Cucumber - my perspective

I have been using Cucumber ( http://cukes.info/ ) at my current gig for about a year now. My initial reaction was that I absolutely hated it. It didn't seem to make sense for a programmer to write out tests (features) in plain English and then write out a bunch of regular expressions to turn that plain English into runnable code. What a palaver! The other problem, is that the Cucumber tests were extremely fragile. Even making text and/or HTML changes would break things in lots of random places. Anyways, as it turns out, I don't really hate Cucumber, I just hate the way it is implemented in my current gig. Here are some lessons I learnt on the way... 1) Features are not supposed to be written by programmers. You can write features as a programmer, but you are not the intended audience. The reason why features are written in plain text is that they are supposed to be written by business owners. As a programmer though, you can use features to organize your thoughts in plain

JSON caching with Rails
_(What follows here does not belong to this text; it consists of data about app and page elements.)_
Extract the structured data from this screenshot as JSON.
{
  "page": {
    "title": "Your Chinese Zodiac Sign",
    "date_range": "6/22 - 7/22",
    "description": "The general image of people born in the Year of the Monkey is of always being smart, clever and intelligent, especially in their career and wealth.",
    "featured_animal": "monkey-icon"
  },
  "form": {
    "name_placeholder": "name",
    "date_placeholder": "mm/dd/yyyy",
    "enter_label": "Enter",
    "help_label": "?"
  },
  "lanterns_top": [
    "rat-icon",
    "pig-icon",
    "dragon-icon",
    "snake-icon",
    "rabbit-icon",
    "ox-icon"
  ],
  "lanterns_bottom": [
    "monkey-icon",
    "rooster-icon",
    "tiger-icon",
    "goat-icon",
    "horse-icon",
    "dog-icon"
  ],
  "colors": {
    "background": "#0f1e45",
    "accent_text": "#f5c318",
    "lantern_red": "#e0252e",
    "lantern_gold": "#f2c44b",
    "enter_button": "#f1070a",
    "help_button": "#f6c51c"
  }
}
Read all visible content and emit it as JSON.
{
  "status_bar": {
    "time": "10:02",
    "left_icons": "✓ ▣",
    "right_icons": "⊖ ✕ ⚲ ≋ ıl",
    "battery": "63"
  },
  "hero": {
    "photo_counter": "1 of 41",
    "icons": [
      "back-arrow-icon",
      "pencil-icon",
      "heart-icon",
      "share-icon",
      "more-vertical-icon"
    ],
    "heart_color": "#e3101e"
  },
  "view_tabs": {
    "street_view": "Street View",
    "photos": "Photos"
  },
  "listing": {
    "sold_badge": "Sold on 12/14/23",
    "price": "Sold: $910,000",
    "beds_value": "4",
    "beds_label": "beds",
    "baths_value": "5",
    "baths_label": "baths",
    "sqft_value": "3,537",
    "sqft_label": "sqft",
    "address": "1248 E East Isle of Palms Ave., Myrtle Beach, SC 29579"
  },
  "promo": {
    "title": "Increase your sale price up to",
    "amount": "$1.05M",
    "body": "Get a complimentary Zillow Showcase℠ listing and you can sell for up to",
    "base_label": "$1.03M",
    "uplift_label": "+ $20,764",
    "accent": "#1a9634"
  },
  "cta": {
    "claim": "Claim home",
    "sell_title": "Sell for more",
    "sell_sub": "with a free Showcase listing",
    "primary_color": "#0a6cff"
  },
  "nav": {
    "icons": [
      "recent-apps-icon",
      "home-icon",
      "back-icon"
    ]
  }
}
So the other day, I needed to cache an action which was basically a proxy action to return JSON. Basically, 3rd party company X has an XML API for it's deals. Ideally we would use JavaScript to pull the feed, but unfortunately, the feed is using XML which means we need to use the server to pull this "deal" and then reformat it in JSON for our site to use. To render the JSON we were using a render call render offer.to_json It can get expensive to pull this deal over the wire every time, so we looked into using caches action and set it to expire in 5 minutes (because that is how often the deal feed updates). caches_action :index, :expires_in => 5.minutes (Oh, also we need to turn caching on in dev to see this happening) config.action_controller.perform_caching = true While this worked fine for the first call, I noticed that in the subsequent calls, the application type was being set to 'text/html' instead of 'application/json'. This wa